Nonetheless, the governor is still hoping for a special session. "We want to get this done," said Carpenter. "We understand there are Utahns in need of care."

Utah is negotiating an alternative to Medicaid expansion because the governor and Legislature did not want to join the 28 states that are accepting hundreds of millions of federal dollars to expand their Medicaid programs.

The Affordable Care Act, or Obamacare, envisioned that all states would expand Medicaid, but the Supreme Court ruled in 2012 that states could opt out.

Twenty-one states are sitting on the sidelines, either refusing to expand Medicaid until states are given more flexibility in 2017, or waiting to see what alternatives Utah and other states are able to negotiate.

The result of opting out, as Utah so far has done, is that it creates a coverage gap for low-income residents: they earn too much to qualify for Medicaid under existing rules but they earn too little to get subsidies on the federal marketplace,

Estimates of the number of Utahns in the gap vary widely, from 45,000 to 77,000. They include single adults who don't have children and are not disabled or elderly but earn less than the federal poverty level, and those with children who make less than half the poverty level, which is $19,790 for a family of three.

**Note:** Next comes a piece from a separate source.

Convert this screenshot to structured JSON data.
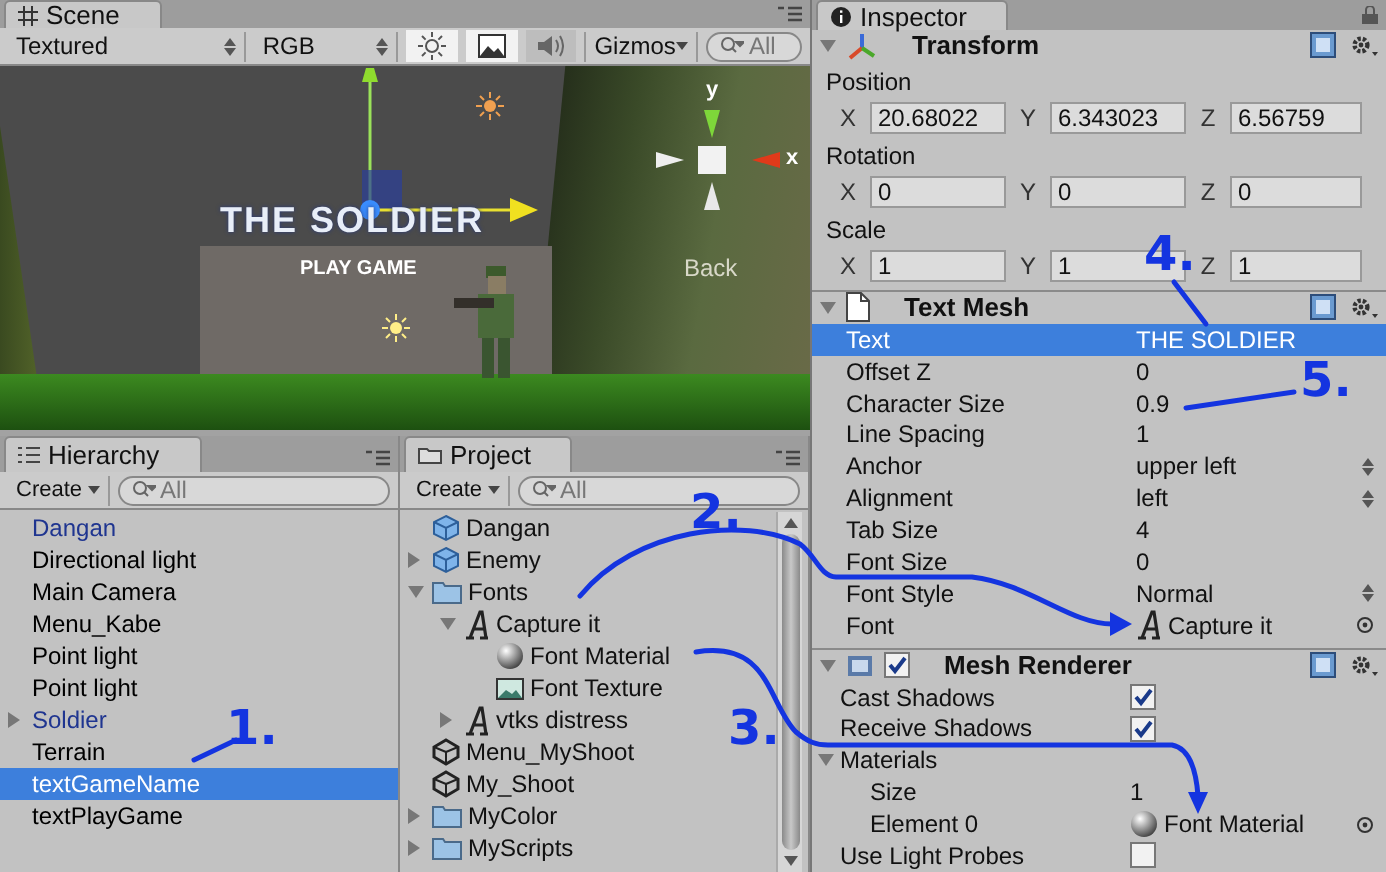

Utah has wrested more flexibility for setting up its Medicaid alternative than any other state, David Patton, chief of the Utah Health Department, told the task force.

Among the concessions by HHS, he said, is a clause that will allow Utah to automatically enroll insurance subsidy recipients with the Department of Workforce Services so they can get job training or help finding a job. Pennsylvania came closest with a "work incentive" clause.

But it's not the work requirement Herbert had hoped for.

The agreement language on that point is still being written, Patton told the task force. "What we have in mind is an opt-out provision, but it won't be advertised to people," he said. "If they actually resist heavily and tell us they want out of this, then we'll have a provision where they can opt out of it."

Rep. Robert Spendlove, R-Sandy, sat in on Thursday's task force meeting and was unhappy that Herbert's work requirement has now become a "work effort."

"We are talking about able-bodied people that can work. Not having a work requirement I find very troubling," said Spendlove, an economist who formerly was the governor's director of federal relations.

While the work issue may be one stumbling block for the Legislature, there is another: Herbert's Healthy Utah plan would provide insurance subsidies to those making up to 133 percent of the federal poverty level — not just those in the coverage gap who make less than poverty level.

And those with incomes from 100 percent to 133 percent of poverty already qualify for insurance subsidies on the federal marketplace.

"That zero to 100 percent (of poverty) are most vulnerable," said Gibson. "I'm more inclined to help them."

The governor is going for the larger group because millions of dollars are at stake. The feds will give the state a 90-10 match if Healthy Utah covers folks up to 133 percent of poverty, but a 70-30 match if it covers only those earning up to the poverty level.

House Speaker Becky Lockhart, R-Provo, cautioned her fellow Republicans in the caucus last week to not get too hung up on the governor's proposal, which last winter she called "straight-up Obamacare expansion."

"This isn't an all-or-nothing. This isn't the governor's [plan] or nothing," she said. "There are other options out there the task force is working on."

Robert Gehrke contributed to this story.

Twitter: @KristenMoulton